After losing their academic posts at a prestigious university, a team of parapsychologists goes into business as proton-pack-toting "ghostbusters" who exterminate ghouls, hobgoblins and supernatural pests of all stripes. An ad campaign pays off when a knockout cellist hires the squad to purge her swanky digs of demons that appear to be living in her refrigerator.
Directed by: Ivan Reitman
It was luck that I had this film and the sequel on my NowTV. I watched this in the afternoon and it brings me back fond memories. Not too scary but suitable for the spooky month. Who ya gonna call?!
Author: John Chard
They came, they saw, they briefly conquered the 80s. A trio of misfit parapsychologists set up business as Ghostbusters. Ideal really because although slow at first, their business starts to boom as New York comes under threat from a supernatural force. Dan Aykroyd had this idea about space Ghostbusters in the future and the plan was to have himself and fellow Blues Brother, John Belushi, star in it. Pitching it to producer and director Ivan Reitman saw the basic concept retained but eventually it became what we now know as Ghostbusters. Co-written with Harold Ramis (also a co-star), Aykroyd's genesis turned not only into a "monster" smash hit at the box office, but also into a pop-cultural "phenomenon". In fact it actually is nice to re-visit the film these days without the public euphoria that swamped the movie for what seemed like a decade. T-shirts with the Ghostbusters logo on were everywhere, a telephone number if you rang it would have the Busters on answer phone, whilst the title song from Ray Parker Jr could be heard on the hour every hour on the radio. Even the catch phrase of "who ya gonna call?" was being used by the young, the old and the restless. Marketing genius or cynical tactics covering a sub-standard film? Well ultimately the film is really rather ace, it has some problems for sure (the effects were bad back then, never mind now and Ernie Hudson is a token addition to the team) but it's razor sharp with its wit and has a mass appeal to people of all ages. It's a basic odd ball's to the rescue plot, but the differing characterisations and comedy lift it considerably higher than similarly themed films that had come prior to it. That it boasts a bigger budget and Bill Murray of course helps the cause.

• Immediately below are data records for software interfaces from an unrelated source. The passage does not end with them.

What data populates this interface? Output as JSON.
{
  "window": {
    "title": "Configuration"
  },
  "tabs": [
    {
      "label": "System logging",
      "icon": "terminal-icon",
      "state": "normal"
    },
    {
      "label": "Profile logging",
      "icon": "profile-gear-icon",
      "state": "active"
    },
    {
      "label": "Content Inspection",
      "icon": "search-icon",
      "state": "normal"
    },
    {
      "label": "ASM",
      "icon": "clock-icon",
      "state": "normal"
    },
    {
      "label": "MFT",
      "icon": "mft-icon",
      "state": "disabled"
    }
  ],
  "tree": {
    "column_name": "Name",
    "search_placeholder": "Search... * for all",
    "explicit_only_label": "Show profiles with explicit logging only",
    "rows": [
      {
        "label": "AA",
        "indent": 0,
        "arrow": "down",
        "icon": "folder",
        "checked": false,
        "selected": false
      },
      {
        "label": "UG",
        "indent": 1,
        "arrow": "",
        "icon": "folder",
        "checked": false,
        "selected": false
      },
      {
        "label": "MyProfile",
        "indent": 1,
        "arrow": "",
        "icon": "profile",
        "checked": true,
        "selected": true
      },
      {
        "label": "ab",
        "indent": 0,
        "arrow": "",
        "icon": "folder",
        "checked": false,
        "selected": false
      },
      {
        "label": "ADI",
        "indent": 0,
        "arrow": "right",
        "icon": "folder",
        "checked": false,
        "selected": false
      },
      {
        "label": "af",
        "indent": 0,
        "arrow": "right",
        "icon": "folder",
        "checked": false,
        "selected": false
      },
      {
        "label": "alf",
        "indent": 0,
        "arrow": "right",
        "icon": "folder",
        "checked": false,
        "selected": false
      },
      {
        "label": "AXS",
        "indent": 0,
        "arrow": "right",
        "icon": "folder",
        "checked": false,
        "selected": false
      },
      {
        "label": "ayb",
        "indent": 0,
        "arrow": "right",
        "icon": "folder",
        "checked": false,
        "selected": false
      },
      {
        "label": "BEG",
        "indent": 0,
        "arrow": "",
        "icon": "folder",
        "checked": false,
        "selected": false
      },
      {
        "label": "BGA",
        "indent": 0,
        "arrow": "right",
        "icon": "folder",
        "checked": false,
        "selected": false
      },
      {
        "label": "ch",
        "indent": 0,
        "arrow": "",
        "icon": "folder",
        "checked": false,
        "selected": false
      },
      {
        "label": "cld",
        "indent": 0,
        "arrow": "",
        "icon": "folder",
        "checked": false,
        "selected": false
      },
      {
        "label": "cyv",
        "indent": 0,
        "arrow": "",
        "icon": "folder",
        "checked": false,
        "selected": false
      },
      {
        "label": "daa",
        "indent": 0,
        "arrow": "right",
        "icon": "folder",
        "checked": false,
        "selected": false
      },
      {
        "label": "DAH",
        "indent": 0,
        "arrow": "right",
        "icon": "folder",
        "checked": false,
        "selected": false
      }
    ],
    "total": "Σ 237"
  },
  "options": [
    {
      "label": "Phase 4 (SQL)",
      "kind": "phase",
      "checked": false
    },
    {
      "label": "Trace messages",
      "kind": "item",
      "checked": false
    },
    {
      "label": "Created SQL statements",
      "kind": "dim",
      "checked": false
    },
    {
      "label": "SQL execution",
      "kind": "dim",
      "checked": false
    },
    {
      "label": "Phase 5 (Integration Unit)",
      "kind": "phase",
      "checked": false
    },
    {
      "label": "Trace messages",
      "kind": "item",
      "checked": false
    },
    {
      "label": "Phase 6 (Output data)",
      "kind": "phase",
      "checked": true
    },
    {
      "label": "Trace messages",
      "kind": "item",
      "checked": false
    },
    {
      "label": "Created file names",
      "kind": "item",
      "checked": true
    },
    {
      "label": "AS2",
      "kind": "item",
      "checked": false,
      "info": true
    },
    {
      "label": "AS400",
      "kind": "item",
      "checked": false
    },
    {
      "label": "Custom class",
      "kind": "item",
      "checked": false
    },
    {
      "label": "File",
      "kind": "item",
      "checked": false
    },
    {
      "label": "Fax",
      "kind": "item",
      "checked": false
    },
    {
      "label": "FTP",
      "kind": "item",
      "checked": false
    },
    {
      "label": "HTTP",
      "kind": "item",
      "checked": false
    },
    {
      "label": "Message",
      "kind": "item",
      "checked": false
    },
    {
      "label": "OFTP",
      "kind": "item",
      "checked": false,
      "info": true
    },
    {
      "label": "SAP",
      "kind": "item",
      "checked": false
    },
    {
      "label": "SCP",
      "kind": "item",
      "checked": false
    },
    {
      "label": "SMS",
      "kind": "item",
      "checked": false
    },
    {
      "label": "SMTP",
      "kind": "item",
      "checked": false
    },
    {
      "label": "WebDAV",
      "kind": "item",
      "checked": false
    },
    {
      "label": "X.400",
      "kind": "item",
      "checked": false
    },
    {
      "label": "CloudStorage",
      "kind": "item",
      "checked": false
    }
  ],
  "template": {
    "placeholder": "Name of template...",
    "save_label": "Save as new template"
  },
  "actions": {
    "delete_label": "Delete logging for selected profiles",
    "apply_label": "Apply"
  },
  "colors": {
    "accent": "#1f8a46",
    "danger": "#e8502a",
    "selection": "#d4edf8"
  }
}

Murray was brought in after Belushi had left the mortal coil, and promptly owns the film. His Dr. Venkman is a fusion of sarcasm, biting one liners and sees science as a way of getting girls. All of which blends mirthfully with the polar opposites that are Aykroyd's Stanz and Ramis' Spengler. Sigourney Weaver lights up the screen as the soon to be possessed, and chased by Venkmen, Dana Barrett and Rick Moranis does meek goof-ball supreme as Louis Tully. There's also value to be found in the script courtesy of some political nudging as the mayor is aware of vote power, while the human element badness and cynicism comes from William Atherton's (suitably weasel like) stiff suit Walter Peck. Given its success (it made a worldwide profit of almost $262 million) a sequel was inevitable. Amiable enough as it was, it was a pale shadow of the first film and even recycled the ending. So stick with this bad boy then, a fun film for all that serves as a reminder of when the world went Ghostbusters barmy. 8/10
Black Rhino Productions
1 hr 47 mins
$ 30,000,000.00 (Estimated)
$ 296,187,079.00 (USA)
$ 266,187,079.00 (Estimated in USA)
new york city library mythology loser slime nerd supernatural environmental protection agency hybrid possession haunting gate keeper giant monster paranormal phenomena horror spoof paranormal investigation urban setting super power receptionist world trade center ghost duringcreditsstinger shared universe